■ **Instructions for the task**
The response must reproduce exactly every line of the material below holding the word "Dines".

■ **Material to process**
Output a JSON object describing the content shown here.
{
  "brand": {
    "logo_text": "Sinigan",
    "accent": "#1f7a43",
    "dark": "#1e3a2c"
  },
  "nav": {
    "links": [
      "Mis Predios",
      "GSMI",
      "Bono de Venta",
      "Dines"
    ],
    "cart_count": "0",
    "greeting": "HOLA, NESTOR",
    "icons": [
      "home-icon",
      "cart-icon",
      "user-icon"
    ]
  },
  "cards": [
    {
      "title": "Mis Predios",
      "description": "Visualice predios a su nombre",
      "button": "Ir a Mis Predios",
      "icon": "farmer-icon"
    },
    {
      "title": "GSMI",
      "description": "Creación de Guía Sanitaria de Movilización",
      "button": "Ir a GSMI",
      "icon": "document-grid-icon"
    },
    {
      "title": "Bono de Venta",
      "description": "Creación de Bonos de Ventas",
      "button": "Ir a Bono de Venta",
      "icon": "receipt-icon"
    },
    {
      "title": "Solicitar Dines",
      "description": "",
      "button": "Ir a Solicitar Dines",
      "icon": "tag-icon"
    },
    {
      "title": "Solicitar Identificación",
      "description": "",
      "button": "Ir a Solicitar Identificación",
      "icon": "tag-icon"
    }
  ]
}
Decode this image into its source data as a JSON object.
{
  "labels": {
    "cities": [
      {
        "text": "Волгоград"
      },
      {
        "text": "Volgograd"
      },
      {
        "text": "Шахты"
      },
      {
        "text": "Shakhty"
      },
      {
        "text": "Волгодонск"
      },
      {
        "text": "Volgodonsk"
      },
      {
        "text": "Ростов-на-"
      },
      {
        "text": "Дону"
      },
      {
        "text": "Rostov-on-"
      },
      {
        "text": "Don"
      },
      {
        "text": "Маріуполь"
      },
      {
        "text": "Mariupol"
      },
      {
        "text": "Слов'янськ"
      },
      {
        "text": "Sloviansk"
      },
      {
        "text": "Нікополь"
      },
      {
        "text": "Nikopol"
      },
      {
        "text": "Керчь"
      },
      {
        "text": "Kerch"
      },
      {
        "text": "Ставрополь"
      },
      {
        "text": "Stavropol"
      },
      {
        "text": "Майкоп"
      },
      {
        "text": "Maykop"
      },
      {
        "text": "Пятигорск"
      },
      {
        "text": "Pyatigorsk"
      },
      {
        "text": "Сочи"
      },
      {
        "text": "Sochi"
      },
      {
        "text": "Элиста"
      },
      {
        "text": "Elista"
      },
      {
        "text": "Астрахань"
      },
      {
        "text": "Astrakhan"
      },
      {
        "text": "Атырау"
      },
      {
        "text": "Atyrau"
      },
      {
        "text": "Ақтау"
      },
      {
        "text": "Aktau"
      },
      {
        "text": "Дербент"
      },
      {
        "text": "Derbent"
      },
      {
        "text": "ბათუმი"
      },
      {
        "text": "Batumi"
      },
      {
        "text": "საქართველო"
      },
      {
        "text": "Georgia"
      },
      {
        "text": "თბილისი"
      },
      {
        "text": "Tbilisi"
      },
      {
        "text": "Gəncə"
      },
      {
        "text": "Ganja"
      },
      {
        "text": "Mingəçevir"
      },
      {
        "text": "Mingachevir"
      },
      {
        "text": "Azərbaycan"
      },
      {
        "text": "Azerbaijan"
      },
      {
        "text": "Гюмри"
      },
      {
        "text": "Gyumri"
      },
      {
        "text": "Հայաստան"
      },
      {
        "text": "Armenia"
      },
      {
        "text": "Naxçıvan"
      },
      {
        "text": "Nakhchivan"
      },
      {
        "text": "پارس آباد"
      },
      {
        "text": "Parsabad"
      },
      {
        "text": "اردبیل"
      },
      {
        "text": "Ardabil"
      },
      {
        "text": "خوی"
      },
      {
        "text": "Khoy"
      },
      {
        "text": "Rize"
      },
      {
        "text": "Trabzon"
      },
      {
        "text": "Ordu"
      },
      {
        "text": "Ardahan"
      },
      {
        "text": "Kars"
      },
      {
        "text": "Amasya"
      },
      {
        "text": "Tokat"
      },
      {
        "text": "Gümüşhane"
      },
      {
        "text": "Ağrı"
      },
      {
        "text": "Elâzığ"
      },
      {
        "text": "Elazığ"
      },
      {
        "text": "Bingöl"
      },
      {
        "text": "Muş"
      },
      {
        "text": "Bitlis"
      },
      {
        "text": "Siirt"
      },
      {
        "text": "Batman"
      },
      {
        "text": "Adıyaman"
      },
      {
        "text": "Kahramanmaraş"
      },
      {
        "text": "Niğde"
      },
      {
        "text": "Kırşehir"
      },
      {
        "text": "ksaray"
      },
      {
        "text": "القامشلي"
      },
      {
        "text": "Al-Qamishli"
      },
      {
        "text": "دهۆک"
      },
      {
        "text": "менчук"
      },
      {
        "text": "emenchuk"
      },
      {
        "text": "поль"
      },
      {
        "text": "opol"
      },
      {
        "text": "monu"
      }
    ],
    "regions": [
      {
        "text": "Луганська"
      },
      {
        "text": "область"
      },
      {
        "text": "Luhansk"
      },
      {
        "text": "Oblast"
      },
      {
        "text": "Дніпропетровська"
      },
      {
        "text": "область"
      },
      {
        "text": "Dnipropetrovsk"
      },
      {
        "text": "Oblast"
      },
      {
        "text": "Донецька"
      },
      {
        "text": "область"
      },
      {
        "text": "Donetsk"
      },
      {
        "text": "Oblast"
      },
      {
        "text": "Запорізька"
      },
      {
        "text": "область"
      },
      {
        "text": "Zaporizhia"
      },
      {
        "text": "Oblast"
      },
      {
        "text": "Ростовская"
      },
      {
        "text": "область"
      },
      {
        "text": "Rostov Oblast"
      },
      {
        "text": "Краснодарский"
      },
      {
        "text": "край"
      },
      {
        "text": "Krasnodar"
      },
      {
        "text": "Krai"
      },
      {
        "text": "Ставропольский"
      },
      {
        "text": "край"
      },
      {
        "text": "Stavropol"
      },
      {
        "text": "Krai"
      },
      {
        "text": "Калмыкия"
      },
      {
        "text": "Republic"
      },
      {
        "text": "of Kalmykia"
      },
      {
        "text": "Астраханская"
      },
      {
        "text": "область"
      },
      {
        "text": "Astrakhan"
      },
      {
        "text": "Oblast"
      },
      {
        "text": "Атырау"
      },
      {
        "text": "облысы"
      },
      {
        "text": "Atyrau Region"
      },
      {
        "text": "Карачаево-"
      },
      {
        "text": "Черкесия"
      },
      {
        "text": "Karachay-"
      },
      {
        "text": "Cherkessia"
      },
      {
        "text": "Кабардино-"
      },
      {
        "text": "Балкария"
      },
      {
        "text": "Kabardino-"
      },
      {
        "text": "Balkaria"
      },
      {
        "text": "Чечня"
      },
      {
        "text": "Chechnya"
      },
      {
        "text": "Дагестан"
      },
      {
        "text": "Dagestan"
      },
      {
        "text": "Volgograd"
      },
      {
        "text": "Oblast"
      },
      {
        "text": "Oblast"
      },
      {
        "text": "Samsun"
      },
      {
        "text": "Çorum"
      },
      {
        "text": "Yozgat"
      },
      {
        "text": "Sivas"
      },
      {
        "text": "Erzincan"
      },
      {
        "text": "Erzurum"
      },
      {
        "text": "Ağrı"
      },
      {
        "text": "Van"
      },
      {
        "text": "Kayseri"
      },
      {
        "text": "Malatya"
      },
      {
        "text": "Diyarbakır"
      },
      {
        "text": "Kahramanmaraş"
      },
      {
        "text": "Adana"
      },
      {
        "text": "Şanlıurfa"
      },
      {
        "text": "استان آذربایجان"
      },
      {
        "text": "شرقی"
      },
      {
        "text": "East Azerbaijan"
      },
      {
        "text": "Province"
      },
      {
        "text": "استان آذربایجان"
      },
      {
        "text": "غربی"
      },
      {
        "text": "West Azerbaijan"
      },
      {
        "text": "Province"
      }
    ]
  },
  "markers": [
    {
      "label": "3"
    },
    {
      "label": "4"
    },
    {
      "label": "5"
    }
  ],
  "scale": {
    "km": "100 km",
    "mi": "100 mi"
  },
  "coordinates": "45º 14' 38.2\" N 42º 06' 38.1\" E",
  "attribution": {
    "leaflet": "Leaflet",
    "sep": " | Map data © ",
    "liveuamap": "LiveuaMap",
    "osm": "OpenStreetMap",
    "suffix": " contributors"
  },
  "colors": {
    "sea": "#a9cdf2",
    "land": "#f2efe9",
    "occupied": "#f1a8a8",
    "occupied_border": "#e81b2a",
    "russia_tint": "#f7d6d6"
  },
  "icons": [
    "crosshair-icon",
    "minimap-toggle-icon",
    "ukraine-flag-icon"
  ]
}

■ **Task response**
      "Dines"
      "title": "Solicitar Dines",
      "button": "Ir a Solicitar Dines",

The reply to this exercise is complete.